▶ Data supplied

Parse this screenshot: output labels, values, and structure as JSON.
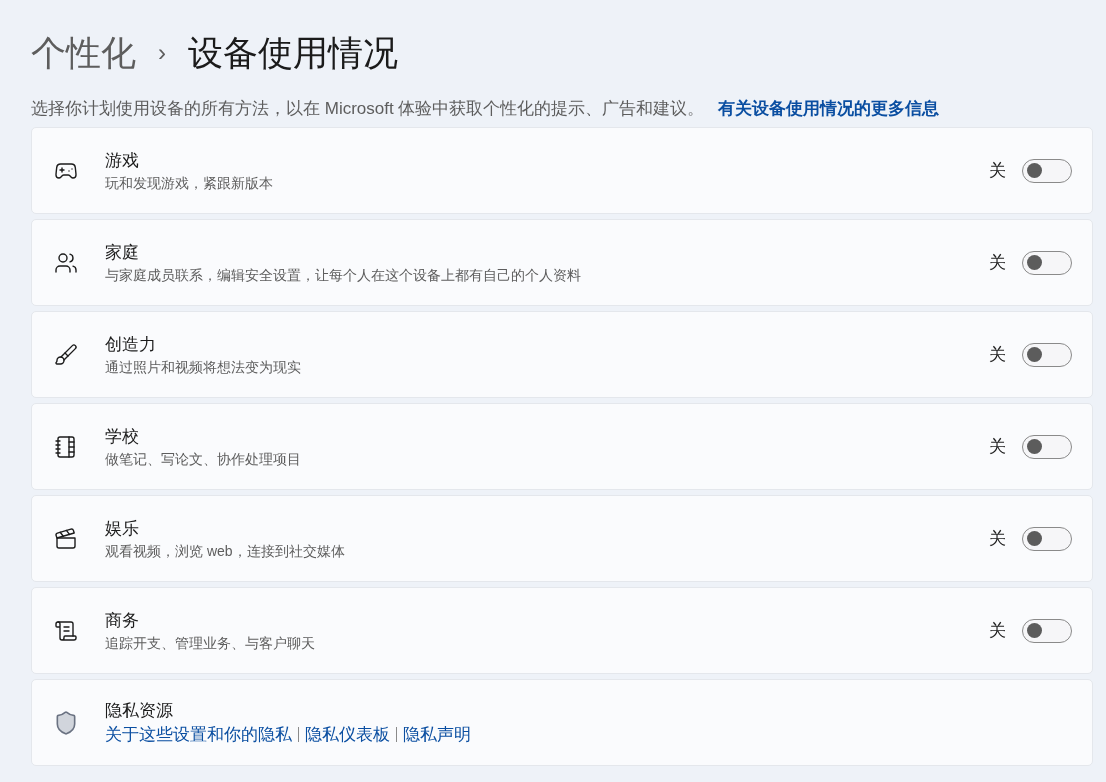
{
  "breadcrumb": {
    "parent": "个性化",
    "separator": "›",
    "current": "设备使用情况"
  },
  "intro": {
    "text": "选择你计划使用设备的所有方法，以在 Microsoft 体验中获取个性化的提示、广告和建议。",
    "link": "有关设备使用情况的更多信息"
  },
  "settings": [
    {
      "kind": "toggle",
      "title": "游戏",
      "description": "玩和发现游戏，紧跟新版本",
      "state_label": "关",
      "on": false
    },
    {
      "kind": "toggle",
      "title": "家庭",
      "description": "与家庭成员联系，编辑安全设置，让每个人在这个设备上都有自己的个人资料",
      "state_label": "关",
      "on": false
    },
    {
      "kind": "toggle",
      "title": "创造力",
      "description": "通过照片和视频将想法变为现实",
      "state_label": "关",
      "on": false
    },
    {
      "kind": "toggle",
      "title": "学校",
      "description": "做笔记、写论文、协作处理项目",
      "state_label": "关",
      "on": false
    },
    {
      "kind": "toggle",
      "title": "娱乐",
      "description": "观看视频，浏览 web，连接到社交媒体",
      "state_label": "关",
      "on": false
    },
    {
      "kind": "toggle",
      "title": "商务",
      "description": "追踪开支、管理业务、与客户聊天",
      "state_label": "关",
      "on": false
    },
    {
      "kind": "links",
      "title": "隐私资源",
      "links": [
        "关于这些设置和你的隐私",
        "隐私仪表板",
        "隐私声明"
      ]
    }
  ]
}
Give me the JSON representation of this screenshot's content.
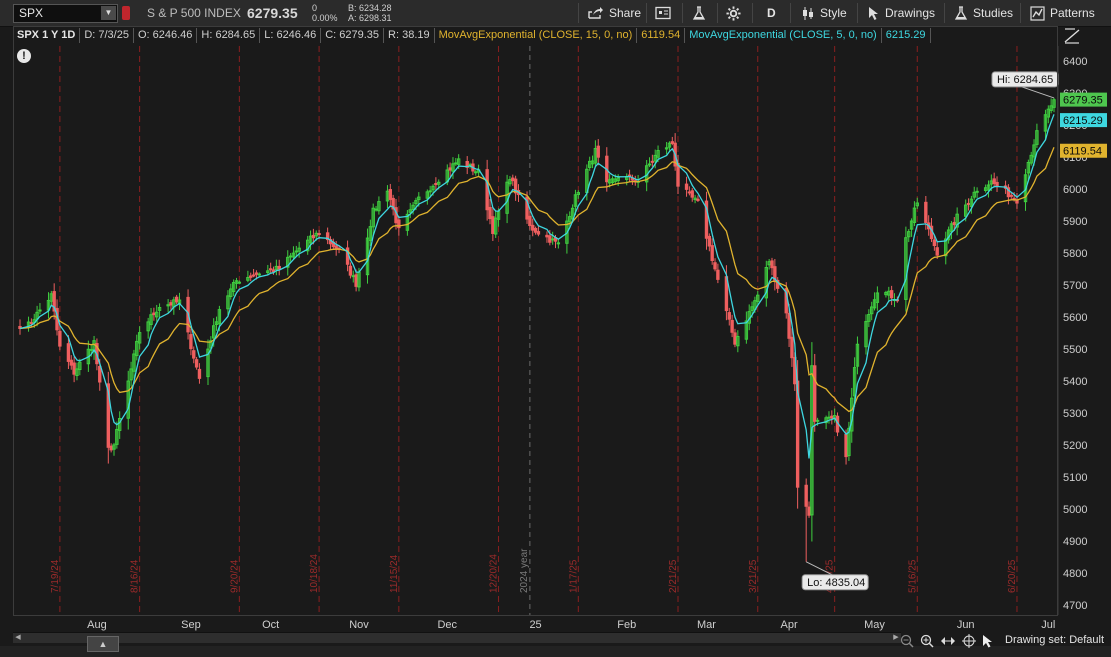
{
  "toolbar": {
    "symbol": "SPX",
    "description": "S & P 500 INDEX",
    "last_price": "6279.35",
    "change_top": "0",
    "change_pct": "0.00%",
    "bid": "B: 6234.28",
    "ask": "A: 6298.31",
    "share_label": "Share",
    "period_label": "D",
    "style_label": "Style",
    "drawings_label": "Drawings",
    "studies_label": "Studies",
    "patterns_label": "Patterns"
  },
  "info_bar": {
    "chart_id": "SPX 1 Y 1D",
    "date": "D: 7/3/25",
    "open": "O: 6246.46",
    "high": "H: 6284.65",
    "low": "L: 6246.46",
    "close": "C: 6279.35",
    "range": "R: 38.19",
    "ema15_label": "MovAvgExponential (CLOSE, 15, 0, no)",
    "ema15_value": "6119.54",
    "ema5_label": "MovAvgExponential (CLOSE, 5, 0, no)",
    "ema5_value": "6215.29"
  },
  "colors": {
    "up_candle": "#3fce3f",
    "down_candle": "#ee5f5f",
    "ema15": "#e0b32e",
    "ema5": "#3ed7e0",
    "price_tag": "#4ec64e",
    "expiration_line": "#8a1f1f",
    "background": "#1a1a1a"
  },
  "chart_data": {
    "type": "candlestick",
    "y_ticks": [
      4700,
      4800,
      4900,
      5000,
      5100,
      5200,
      5300,
      5400,
      5500,
      5600,
      5700,
      5800,
      5900,
      6000,
      6100,
      6200,
      6300,
      6400
    ],
    "ylim": [
      4670,
      6470
    ],
    "x_month_labels": [
      {
        "label": "Aug",
        "date": "2024-08-01"
      },
      {
        "label": "Sep",
        "date": "2024-09-03"
      },
      {
        "label": "Oct",
        "date": "2024-10-01"
      },
      {
        "label": "Nov",
        "date": "2024-11-01"
      },
      {
        "label": "Dec",
        "date": "2024-12-02"
      },
      {
        "label": "25",
        "date": "2025-01-02"
      },
      {
        "label": "Feb",
        "date": "2025-02-03"
      },
      {
        "label": "Mar",
        "date": "2025-03-03"
      },
      {
        "label": "Apr",
        "date": "2025-04-01"
      },
      {
        "label": "May",
        "date": "2025-05-01"
      },
      {
        "label": "Jun",
        "date": "2025-06-02"
      },
      {
        "label": "Jul",
        "date": "2025-07-01"
      }
    ],
    "expiration_lines": [
      {
        "label": "7/19/24",
        "date": "2024-07-19"
      },
      {
        "label": "8/16/24",
        "date": "2024-08-16"
      },
      {
        "label": "9/20/24",
        "date": "2024-09-20"
      },
      {
        "label": "10/18/24",
        "date": "2024-10-18"
      },
      {
        "label": "11/15/24",
        "date": "2024-11-15"
      },
      {
        "label": "12/20/24",
        "date": "2024-12-20"
      },
      {
        "label": "1/17/25",
        "date": "2025-01-17"
      },
      {
        "label": "2/21/25",
        "date": "2025-02-21"
      },
      {
        "label": "3/21/25",
        "date": "2025-03-21"
      },
      {
        "label": "4/17/25",
        "date": "2025-04-17"
      },
      {
        "label": "5/16/25",
        "date": "2025-05-16"
      },
      {
        "label": "6/20/25",
        "date": "2025-06-20"
      }
    ],
    "year_line": {
      "label": "2024 year",
      "date": "2024-12-31"
    },
    "annotations": {
      "high": {
        "label": "Hi: 6284.65",
        "date": "2025-07-03",
        "value": 6284.65
      },
      "low": {
        "label": "Lo: 4835.04",
        "date": "2025-04-07",
        "value": 4835.04
      }
    },
    "price_tags": [
      {
        "value": 6279.35,
        "text": "6279.35",
        "color": "#4ec64e",
        "text_color": "#0a0a0a"
      },
      {
        "value": 6215.29,
        "text": "6215.29",
        "color": "#3ed7e0",
        "text_color": "#0a0a0a"
      },
      {
        "value": 6119.54,
        "text": "6119.54",
        "color": "#e0b32e",
        "text_color": "#0a0a0a"
      }
    ],
    "ema_periods": [
      15,
      5
    ],
    "close_anchors": [
      [
        "2024-07-08",
        5575
      ],
      [
        "2024-07-16",
        5667
      ],
      [
        "2024-07-19",
        5505
      ],
      [
        "2024-07-24",
        5427
      ],
      [
        "2024-07-31",
        5522
      ],
      [
        "2024-08-05",
        5186
      ],
      [
        "2024-08-07",
        5200
      ],
      [
        "2024-08-16",
        5554
      ],
      [
        "2024-08-23",
        5634
      ],
      [
        "2024-08-30",
        5648
      ],
      [
        "2024-09-06",
        5408
      ],
      [
        "2024-09-13",
        5626
      ],
      [
        "2024-09-19",
        5713
      ],
      [
        "2024-09-27",
        5738
      ],
      [
        "2024-10-04",
        5751
      ],
      [
        "2024-10-11",
        5815
      ],
      [
        "2024-10-18",
        5864
      ],
      [
        "2024-10-25",
        5808
      ],
      [
        "2024-10-31",
        5705
      ],
      [
        "2024-11-06",
        5929
      ],
      [
        "2024-11-11",
        6001
      ],
      [
        "2024-11-15",
        5870
      ],
      [
        "2024-11-22",
        5969
      ],
      [
        "2024-11-29",
        6032
      ],
      [
        "2024-12-06",
        6090
      ],
      [
        "2024-12-13",
        6051
      ],
      [
        "2024-12-18",
        5872
      ],
      [
        "2024-12-24",
        6040
      ],
      [
        "2024-12-31",
        5882
      ],
      [
        "2025-01-10",
        5827
      ],
      [
        "2025-01-17",
        5997
      ],
      [
        "2025-01-23",
        6118
      ],
      [
        "2025-01-27",
        6012
      ],
      [
        "2025-01-31",
        6040
      ],
      [
        "2025-02-07",
        6026
      ],
      [
        "2025-02-14",
        6115
      ],
      [
        "2025-02-19",
        6144
      ],
      [
        "2025-02-21",
        6013
      ],
      [
        "2025-02-28",
        5955
      ],
      [
        "2025-03-10",
        5614
      ],
      [
        "2025-03-13",
        5522
      ],
      [
        "2025-03-21",
        5668
      ],
      [
        "2025-03-25",
        5776
      ],
      [
        "2025-03-31",
        5612
      ],
      [
        "2025-04-03",
        5396
      ],
      [
        "2025-04-04",
        5074
      ],
      [
        "2025-04-08",
        4982
      ],
      [
        "2025-04-09",
        5457
      ],
      [
        "2025-04-10",
        5268
      ],
      [
        "2025-04-17",
        5282
      ],
      [
        "2025-04-21",
        5158
      ],
      [
        "2025-04-25",
        5525
      ],
      [
        "2025-05-02",
        5686
      ],
      [
        "2025-05-09",
        5659
      ],
      [
        "2025-05-12",
        5844
      ],
      [
        "2025-05-16",
        5958
      ],
      [
        "2025-05-23",
        5803
      ],
      [
        "2025-05-30",
        5912
      ],
      [
        "2025-06-06",
        6000
      ],
      [
        "2025-06-11",
        6022
      ],
      [
        "2025-06-20",
        5967
      ],
      [
        "2025-06-27",
        6173
      ],
      [
        "2025-07-03",
        6279
      ]
    ],
    "date_range": [
      "2024-07-05",
      "2025-07-03"
    ]
  }
}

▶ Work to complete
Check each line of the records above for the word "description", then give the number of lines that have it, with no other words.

▶ Exercise response
7